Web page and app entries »
● ● ● ●
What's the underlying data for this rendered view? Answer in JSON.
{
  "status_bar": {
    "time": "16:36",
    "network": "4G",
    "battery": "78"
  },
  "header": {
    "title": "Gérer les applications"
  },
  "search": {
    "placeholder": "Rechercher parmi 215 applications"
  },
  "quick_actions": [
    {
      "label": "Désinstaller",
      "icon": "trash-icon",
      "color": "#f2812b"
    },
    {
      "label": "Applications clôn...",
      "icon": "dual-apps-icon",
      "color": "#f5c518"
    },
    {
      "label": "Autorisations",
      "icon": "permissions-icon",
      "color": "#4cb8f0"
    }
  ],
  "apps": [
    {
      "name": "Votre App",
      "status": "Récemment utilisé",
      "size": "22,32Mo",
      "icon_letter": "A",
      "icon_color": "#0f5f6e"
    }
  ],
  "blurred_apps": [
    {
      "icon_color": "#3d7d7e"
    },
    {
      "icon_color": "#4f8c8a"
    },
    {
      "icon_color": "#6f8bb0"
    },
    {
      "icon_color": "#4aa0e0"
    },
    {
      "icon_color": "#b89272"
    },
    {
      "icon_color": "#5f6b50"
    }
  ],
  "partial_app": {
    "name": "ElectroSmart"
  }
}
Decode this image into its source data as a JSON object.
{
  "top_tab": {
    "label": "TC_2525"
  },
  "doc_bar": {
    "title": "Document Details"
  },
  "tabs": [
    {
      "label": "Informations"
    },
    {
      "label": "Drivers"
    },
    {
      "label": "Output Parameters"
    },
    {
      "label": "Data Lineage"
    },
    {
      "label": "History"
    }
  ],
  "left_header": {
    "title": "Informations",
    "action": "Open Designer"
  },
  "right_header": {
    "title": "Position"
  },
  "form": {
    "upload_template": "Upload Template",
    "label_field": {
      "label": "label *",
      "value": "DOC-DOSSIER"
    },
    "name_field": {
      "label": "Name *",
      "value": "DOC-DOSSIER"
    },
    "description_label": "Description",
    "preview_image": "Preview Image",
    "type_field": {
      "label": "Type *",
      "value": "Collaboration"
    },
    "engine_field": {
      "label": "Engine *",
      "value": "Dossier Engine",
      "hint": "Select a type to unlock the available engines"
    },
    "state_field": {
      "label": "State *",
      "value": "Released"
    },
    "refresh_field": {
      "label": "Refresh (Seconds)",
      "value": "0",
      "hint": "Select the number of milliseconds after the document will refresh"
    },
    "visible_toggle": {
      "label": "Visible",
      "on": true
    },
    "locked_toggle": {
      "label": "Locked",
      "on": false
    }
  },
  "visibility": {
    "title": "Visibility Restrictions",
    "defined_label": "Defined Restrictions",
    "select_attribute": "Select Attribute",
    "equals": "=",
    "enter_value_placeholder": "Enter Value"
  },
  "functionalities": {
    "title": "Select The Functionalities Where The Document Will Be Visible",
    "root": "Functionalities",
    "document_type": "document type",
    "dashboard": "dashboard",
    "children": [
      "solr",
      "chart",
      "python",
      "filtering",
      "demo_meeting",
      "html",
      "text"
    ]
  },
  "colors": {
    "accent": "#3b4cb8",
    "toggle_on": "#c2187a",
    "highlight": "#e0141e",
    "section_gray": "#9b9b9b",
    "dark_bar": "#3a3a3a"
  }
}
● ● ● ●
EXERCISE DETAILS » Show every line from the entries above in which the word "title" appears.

YOUR SOLUTION »
    "title": "Gérer les applications"
    "title": "Document Details"
    "title": "Informations",
    "title": "Position"
    "title": "Visibility Restrictions",
    "title": "Select The Functionalities Where The Document Will Be Visible",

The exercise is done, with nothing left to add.